There is a mindset most successful startup companies have that could really benefit churches.
First, startups are trying to identify and fill unmet needs. They’re not copiers but problem solvers. It’s hard and financially improbable for a new company to do what someone else is already doing. Instead, they have to find their niche, whether it’s a new process or innovative product.
Likewise, I believe a church that cares about its congregation and surrounding community needs to think like a startup. God has uniquely equipped each church with a mix of skilled people. The goal should become how that body of skilled believers can find ways to go to work filling the unmet needs of their community.
Startups also realize that needs change.
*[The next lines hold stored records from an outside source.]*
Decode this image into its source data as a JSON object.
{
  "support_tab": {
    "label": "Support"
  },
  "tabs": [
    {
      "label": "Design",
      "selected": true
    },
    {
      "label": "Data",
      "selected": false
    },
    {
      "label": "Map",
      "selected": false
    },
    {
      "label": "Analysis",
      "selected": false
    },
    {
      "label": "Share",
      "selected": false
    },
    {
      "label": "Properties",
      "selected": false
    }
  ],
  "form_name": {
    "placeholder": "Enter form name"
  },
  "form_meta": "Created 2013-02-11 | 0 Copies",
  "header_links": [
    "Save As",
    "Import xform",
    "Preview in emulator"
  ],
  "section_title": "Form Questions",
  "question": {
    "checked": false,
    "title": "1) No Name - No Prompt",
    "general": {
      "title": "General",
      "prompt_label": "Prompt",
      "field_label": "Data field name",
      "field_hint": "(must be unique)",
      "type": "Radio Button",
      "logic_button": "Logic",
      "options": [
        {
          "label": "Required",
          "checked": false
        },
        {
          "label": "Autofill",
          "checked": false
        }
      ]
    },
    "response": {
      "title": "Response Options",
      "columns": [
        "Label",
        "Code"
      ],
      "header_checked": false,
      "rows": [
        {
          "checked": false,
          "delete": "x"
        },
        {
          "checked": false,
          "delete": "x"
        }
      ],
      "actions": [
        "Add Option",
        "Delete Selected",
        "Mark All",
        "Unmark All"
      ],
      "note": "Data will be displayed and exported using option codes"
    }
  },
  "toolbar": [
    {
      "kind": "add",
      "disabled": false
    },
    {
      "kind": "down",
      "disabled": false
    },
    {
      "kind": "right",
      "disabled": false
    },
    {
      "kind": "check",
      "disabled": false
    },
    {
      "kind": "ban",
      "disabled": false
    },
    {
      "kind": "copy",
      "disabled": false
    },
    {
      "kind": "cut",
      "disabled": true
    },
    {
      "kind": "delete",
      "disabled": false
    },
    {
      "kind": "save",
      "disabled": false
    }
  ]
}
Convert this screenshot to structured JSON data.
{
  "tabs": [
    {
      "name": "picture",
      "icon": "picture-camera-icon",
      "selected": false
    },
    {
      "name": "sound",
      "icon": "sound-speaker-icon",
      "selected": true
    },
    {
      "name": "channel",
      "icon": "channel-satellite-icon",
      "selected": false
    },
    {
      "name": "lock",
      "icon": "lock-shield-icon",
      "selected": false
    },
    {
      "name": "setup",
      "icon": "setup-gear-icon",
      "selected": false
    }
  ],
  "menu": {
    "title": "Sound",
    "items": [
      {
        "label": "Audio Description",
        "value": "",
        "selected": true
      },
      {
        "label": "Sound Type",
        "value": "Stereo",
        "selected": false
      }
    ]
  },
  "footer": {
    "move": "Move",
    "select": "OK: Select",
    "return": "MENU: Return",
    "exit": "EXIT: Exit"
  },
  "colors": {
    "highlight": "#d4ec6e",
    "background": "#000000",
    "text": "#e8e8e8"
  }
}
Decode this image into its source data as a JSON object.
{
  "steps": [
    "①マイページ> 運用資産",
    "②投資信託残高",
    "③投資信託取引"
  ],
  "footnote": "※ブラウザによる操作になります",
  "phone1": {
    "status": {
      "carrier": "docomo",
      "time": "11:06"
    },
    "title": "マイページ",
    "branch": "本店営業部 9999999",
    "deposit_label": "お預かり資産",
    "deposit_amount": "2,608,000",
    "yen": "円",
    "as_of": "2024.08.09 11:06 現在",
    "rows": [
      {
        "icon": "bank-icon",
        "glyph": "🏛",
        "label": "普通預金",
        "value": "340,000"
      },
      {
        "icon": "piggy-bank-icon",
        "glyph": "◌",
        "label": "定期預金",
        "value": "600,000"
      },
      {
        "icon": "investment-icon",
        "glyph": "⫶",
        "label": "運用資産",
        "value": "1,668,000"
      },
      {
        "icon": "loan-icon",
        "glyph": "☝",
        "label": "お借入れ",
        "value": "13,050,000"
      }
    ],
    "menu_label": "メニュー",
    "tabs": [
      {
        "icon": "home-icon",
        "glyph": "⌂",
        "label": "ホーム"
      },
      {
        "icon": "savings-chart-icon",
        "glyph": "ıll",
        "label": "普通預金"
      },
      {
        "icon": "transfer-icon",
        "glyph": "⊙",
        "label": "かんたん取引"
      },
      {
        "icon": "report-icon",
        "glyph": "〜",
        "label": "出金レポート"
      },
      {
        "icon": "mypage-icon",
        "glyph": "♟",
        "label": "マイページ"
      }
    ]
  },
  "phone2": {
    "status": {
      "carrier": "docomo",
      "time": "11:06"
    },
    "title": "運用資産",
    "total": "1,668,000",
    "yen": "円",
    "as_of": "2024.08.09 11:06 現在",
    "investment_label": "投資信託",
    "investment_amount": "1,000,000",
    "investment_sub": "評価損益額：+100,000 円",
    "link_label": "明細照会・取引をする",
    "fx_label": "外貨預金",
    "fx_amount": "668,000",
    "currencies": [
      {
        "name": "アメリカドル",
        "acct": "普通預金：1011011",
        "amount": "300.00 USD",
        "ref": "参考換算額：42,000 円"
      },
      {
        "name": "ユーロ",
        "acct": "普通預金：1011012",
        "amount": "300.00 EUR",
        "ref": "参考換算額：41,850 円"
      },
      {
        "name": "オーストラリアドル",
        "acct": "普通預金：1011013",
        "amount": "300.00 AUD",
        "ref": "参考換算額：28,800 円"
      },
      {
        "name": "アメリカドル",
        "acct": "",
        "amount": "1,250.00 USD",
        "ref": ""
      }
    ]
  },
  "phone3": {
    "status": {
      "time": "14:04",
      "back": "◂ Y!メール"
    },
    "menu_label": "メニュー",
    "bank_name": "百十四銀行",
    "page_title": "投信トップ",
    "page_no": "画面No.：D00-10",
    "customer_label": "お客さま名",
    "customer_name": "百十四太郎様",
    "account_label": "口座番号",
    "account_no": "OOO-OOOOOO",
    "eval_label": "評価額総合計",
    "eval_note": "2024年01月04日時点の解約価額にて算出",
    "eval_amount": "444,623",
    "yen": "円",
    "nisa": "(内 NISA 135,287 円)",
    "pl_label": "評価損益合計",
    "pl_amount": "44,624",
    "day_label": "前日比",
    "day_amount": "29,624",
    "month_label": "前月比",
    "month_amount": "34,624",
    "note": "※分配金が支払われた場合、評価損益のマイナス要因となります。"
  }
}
What they initially start out doing may not be the model for the future. Similarly, churches need to realize this, too. What worked for years past might not work in serving people today. That doesn’t mean everything needs to be scrapped, but it does require you to think about how you continue to move initiatives forward so they are still impactful. A lack of adaptation leads to stagnation.
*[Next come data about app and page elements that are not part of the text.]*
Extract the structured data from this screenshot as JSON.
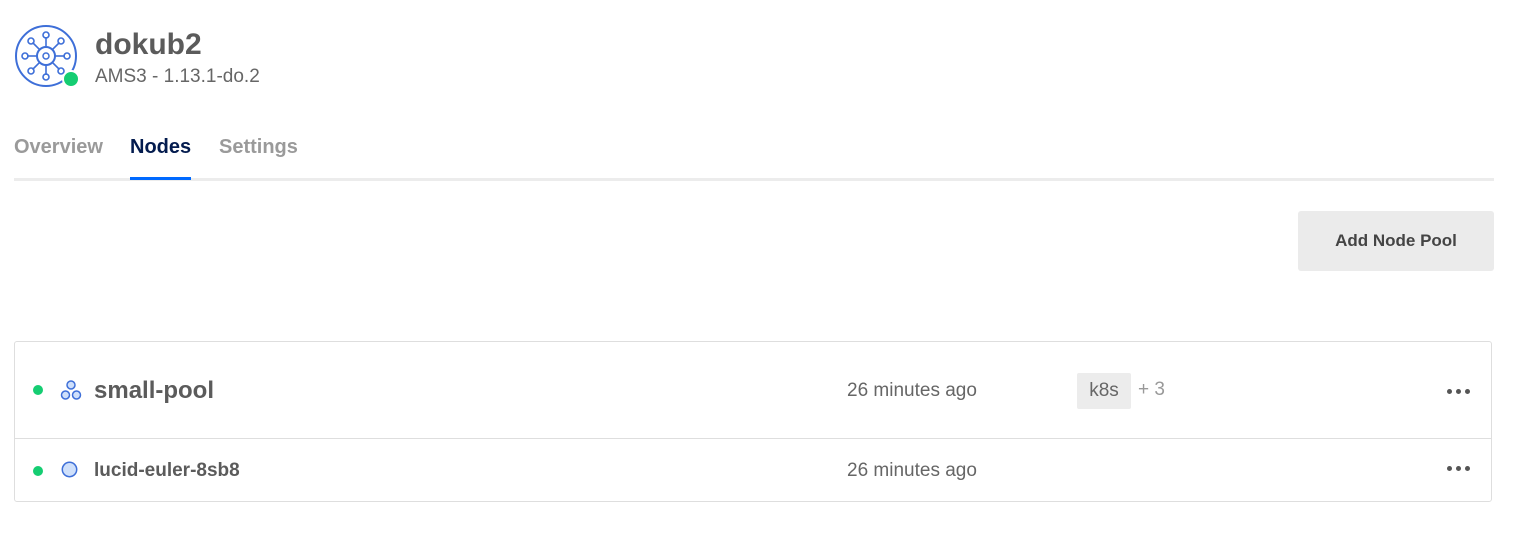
{
  "cluster": {
    "name": "dokub2",
    "subtitle": "AMS3 - 1.13.1-do.2",
    "icon": "kubernetes-helm-icon",
    "status_color": "#15cd72"
  },
  "tabs": [
    {
      "label": "Overview",
      "active": false
    },
    {
      "label": "Nodes",
      "active": true
    },
    {
      "label": "Settings",
      "active": false
    }
  ],
  "actions": {
    "add_node_pool_label": "Add Node Pool"
  },
  "pools": [
    {
      "name": "small-pool",
      "icon": "node-pool-icon",
      "created": "26 minutes ago",
      "tag": "k8s",
      "tag_more": "+ 3",
      "status": "running"
    }
  ],
  "nodes": [
    {
      "name": "lucid-euler-8sb8",
      "icon": "node-icon",
      "created": "26 minutes ago",
      "status": "running"
    }
  ],
  "colors": {
    "accent": "#0069ff",
    "active_tab": "#031b4e",
    "status_green": "#15cd72"
  }
}
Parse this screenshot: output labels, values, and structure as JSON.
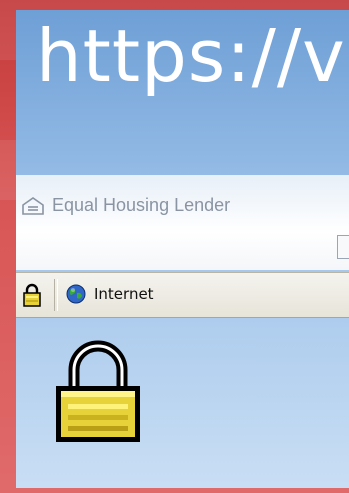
{
  "address_bar": {
    "url_fragment": "https://v"
  },
  "page": {
    "equal_housing_label": "Equal Housing Lender"
  },
  "status_bar": {
    "zone_label": "Internet"
  },
  "icons": {
    "status_lock": "padlock-icon",
    "zone_globe": "globe-icon",
    "equal_housing": "house-icon",
    "large_lock": "padlock-icon"
  },
  "colors": {
    "lock_gold": "#e8d23a",
    "lock_outline": "#000000",
    "titlebar_blue": "#6e9fd6"
  }
}
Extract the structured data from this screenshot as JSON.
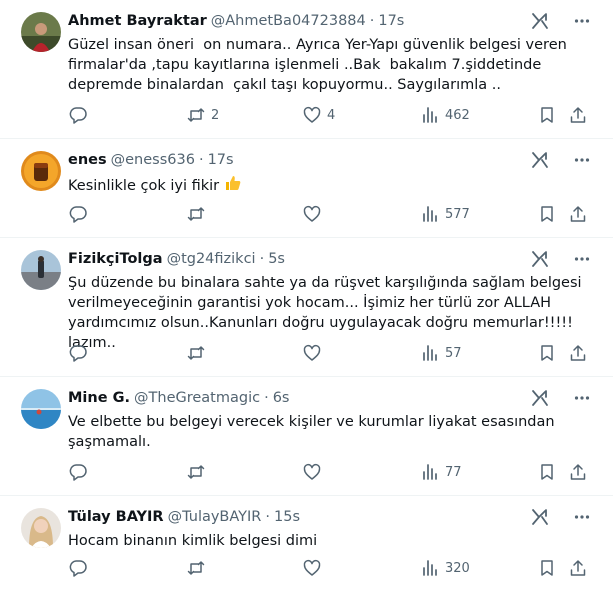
{
  "tweets": [
    {
      "name": "Ahmet Bayraktar",
      "handle": "@AhmetBa04723884",
      "separator": "·",
      "time": "17s",
      "text": "Güzel insan öneri  on numara.. Ayrıca Yer-Yapı güvenlik belgesi veren firmalar'da ,tapu kayıtlarına işlenmeli ..Bak  bakalım 7.şiddetinde depremde binalardan  çakıl taşı kopuyormu.. Saygılarımla ..",
      "retweets": "2",
      "likes": "4",
      "views": "462"
    },
    {
      "name": "enes",
      "handle": "@eness636",
      "separator": "·",
      "time": "17s",
      "text": "Kesinlikle çok iyi fikir ",
      "emoji_icon": "thumbs-up-emoji",
      "retweets": "",
      "likes": "",
      "views": "577"
    },
    {
      "name": "FizikçiTolga",
      "handle": "@tg24fizikci",
      "separator": "·",
      "time": "5s",
      "text": "Şu düzende bu binalara sahte ya da rüşvet karşılığında sağlam belgesi verilmeyeceğinin garantisi yok hocam... İşimiz her türlü zor ALLAH yardımcımız olsun..Kanunları doğru uygulayacak doğru memurlar!!!!! lazım..",
      "retweets": "",
      "likes": "",
      "views": "57"
    },
    {
      "name": "Mine G.",
      "handle": "@TheGreatmagic",
      "separator": "·",
      "time": "6s",
      "text": "Ve elbette bu belgeyi verecek kişiler ve kurumlar liyakat esasından şaşmamalı.",
      "retweets": "",
      "likes": "",
      "views": "77"
    },
    {
      "name": "Tülay BAYIR",
      "handle": "@TulayBAYIR",
      "separator": "·",
      "time": "15s",
      "text": "Hocam binanın kimlik belgesi dimi",
      "retweets": "",
      "likes": "",
      "views": "320"
    }
  ],
  "icons": {
    "reply": "reply-icon",
    "retweet": "retweet-icon",
    "like": "like-icon",
    "views": "views-icon",
    "bookmark": "bookmark-icon",
    "share": "share-icon",
    "grok": "grok-icon",
    "more": "more-icon"
  },
  "colors": {
    "text": "#0f1419",
    "secondary": "#536471",
    "divider": "#eff3f4"
  }
}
Finally, startups are willing to take risks and learn from failures. They understand that failures often produce seeds for future growth. Churches, like many organizations, seem to trend anti-failure. Or if something is going wrong, it’s not acknowledged for fear of hurting feelings. A willingness to take smart risks while realizing that not everything will be successful takes a culture shift. Don’t let the fear of failure stop you from doing something new.